Wednesday, April 13, 2011

If They Were Songs

each one is a little different
having its own
strengths and challenges

some just show up
whole and ready
and want to be left alone

others need to be trimmed a bit
so eyes can see
and ears can hear

still others just need more
structure and support
a guiding hand

some play the cello
others the oboe
some a drum kit without cymbals

some lead off the album
some end up as b-sides
some never make it past a demo

some are serious
some are silly
all are sound

* * * * *

This poem was written in response to the prompt at We Write Poems to "write a poem about writing a poem".


  1. It's funny, you are writing about writing a poem, but I kept picturing students. It works both ways. Well written piece, Mr. Walker!


  2. "all are sound" great! And having spent 20 years in the classroom, I would also agree with Brenda. :) Good one!

  3. Anonymous7:01 AM

    I like the size of the stanzas, the seeming simplicity. And the two stanzas with the music metaphors are great. I am having fun with the instruments as metaphor.

  4. Must be one of the top ten I've read today!

  5. Anonymous8:29 AM

    I too, kept seeing bright eyed children. And that makes a lot of sense to me, as I often call my poems, my babies. Thanks for this one, seemingly simple, but far from it,


  6. If they were songs, your poems would have made you a mega-star by now sir!

  7. Anonymous7:53 PM

    Some of us have a lot of "b sides"! One day, maybe I'll be seen on the flip side! :) Nicely done, Mr. Walker!

  8. Anonymous8:50 PM

    @Brenda W: I thought exactly the same thing: Mr. W. talking about students! But when you think about it, our poems are like our children. They teach us as much as we teach them. This was lovely!

    (off-prompt poem)

  9. I thought of students, too, Mr. Walker, but of course it could be about our poems. We do try to nourish and bring them to life.


  10. Brenda, thank you. You got it. Songs were my metaphor for poems, but the songs were students too.

    Gloria, glad you liked that last line. I'm hoping it's the triple entendre I wanted it to be.

    Margoroby, thank you. I hadn't really realized it until you pointed it out, but the first four stanzas are all self-contained, each one about a particular type of poem/song/student, while in the next two, each line is like that. Thank you, I take "seeming simplicity" as high praise.

    Wow, Stan. Wow! Thank you. (I'm speechless).

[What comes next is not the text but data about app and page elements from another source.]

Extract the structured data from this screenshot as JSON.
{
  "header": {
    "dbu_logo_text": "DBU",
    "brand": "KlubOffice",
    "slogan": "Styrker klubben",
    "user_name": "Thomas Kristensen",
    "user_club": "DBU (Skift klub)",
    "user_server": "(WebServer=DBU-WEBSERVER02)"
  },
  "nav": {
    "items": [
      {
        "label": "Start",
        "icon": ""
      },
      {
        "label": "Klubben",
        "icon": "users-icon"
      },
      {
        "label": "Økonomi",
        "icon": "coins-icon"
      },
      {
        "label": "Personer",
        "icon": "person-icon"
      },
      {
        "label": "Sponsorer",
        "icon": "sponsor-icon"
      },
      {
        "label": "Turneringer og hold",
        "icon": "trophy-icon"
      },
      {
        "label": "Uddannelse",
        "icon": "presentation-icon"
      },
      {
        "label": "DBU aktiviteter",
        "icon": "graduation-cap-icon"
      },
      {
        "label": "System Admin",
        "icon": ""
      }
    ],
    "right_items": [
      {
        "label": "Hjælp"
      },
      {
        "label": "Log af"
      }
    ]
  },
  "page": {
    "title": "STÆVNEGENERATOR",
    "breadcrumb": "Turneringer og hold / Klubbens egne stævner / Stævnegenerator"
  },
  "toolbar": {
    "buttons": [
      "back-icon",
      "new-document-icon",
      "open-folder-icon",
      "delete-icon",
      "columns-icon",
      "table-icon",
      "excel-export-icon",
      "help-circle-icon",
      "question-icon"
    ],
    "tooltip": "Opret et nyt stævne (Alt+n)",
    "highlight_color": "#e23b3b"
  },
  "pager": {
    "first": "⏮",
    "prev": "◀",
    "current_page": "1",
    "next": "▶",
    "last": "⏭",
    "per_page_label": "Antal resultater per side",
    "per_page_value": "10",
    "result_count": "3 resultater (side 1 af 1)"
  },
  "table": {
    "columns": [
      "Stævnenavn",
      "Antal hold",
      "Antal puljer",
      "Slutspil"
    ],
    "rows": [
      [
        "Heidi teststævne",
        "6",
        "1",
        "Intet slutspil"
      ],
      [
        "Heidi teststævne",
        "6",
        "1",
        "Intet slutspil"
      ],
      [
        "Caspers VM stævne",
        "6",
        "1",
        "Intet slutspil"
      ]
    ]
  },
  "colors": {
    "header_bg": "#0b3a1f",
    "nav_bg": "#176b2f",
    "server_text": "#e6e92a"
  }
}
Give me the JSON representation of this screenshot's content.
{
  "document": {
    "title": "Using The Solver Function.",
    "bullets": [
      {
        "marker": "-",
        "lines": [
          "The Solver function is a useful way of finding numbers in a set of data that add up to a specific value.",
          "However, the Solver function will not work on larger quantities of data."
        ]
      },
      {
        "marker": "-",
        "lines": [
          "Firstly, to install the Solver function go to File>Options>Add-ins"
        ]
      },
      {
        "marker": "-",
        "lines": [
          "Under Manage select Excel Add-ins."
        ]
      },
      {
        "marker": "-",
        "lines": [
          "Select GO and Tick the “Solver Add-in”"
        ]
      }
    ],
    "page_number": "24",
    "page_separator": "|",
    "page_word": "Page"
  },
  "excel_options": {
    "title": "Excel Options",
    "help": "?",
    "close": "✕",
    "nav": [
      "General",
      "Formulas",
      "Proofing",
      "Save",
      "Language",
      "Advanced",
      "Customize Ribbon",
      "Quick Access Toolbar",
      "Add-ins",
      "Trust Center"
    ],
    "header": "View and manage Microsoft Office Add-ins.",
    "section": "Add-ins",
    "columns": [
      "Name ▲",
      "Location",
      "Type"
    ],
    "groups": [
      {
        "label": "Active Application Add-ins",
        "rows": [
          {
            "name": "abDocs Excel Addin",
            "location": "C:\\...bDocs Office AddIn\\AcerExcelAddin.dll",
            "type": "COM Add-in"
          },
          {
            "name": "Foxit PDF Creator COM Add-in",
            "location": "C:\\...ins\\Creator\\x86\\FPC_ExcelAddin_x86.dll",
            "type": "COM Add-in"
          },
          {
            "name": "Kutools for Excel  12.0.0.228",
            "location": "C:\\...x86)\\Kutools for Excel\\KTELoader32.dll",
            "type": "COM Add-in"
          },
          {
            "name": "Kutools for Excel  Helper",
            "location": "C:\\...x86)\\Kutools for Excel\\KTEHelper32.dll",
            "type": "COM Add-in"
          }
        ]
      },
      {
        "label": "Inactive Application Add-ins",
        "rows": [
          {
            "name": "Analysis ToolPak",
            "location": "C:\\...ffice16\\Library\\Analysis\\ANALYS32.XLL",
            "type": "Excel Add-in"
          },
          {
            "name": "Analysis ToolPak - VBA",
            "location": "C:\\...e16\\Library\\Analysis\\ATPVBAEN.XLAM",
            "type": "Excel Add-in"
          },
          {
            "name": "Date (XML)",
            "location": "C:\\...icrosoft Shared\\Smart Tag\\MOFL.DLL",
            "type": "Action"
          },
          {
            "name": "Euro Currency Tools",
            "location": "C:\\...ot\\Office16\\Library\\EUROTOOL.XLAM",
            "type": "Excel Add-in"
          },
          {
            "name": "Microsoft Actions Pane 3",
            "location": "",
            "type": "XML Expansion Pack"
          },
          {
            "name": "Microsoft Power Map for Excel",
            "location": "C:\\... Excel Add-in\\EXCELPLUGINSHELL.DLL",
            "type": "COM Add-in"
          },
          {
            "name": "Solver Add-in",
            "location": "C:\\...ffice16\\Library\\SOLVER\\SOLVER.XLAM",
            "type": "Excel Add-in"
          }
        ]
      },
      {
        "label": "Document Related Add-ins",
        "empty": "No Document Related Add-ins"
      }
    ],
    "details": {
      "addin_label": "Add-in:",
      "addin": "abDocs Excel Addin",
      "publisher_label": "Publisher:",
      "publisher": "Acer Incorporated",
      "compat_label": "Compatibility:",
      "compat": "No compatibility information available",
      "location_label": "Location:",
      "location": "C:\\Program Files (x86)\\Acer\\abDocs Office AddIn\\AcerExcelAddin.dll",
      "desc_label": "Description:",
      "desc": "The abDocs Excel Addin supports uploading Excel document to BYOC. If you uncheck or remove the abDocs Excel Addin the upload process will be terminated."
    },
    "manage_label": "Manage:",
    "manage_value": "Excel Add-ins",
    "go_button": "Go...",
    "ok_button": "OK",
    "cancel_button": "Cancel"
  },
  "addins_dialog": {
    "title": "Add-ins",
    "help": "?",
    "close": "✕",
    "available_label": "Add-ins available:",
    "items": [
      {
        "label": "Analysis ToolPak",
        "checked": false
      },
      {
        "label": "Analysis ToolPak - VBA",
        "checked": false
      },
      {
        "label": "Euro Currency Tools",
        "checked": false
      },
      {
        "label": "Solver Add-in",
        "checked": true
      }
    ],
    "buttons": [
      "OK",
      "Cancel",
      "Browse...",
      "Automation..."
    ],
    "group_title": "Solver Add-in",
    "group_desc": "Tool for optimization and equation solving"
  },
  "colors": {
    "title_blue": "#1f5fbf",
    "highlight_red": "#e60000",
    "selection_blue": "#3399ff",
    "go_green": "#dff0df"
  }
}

    Elizabeth, thank you for your kind words. I was happy to share this one.

    SweetTalkingGuy, you do talk sweet. Thanks so much; your comment made me laugh.

    whenwordsescape, yes, I've shared some b-sides already this month, and I've got some demos I'm embarrassed to show to anyone.

    Amy, thank you. You're absolutely right. I've learned a lot from my students, just as I've learned a lot from writing poems. I will treasure "lovely"; I don't often get that compliment for my poems.

    Pamela, yes, we do. And sometimes we succeed in giving them life enough to go out on their own - poems and children. And I think they nourish us in return.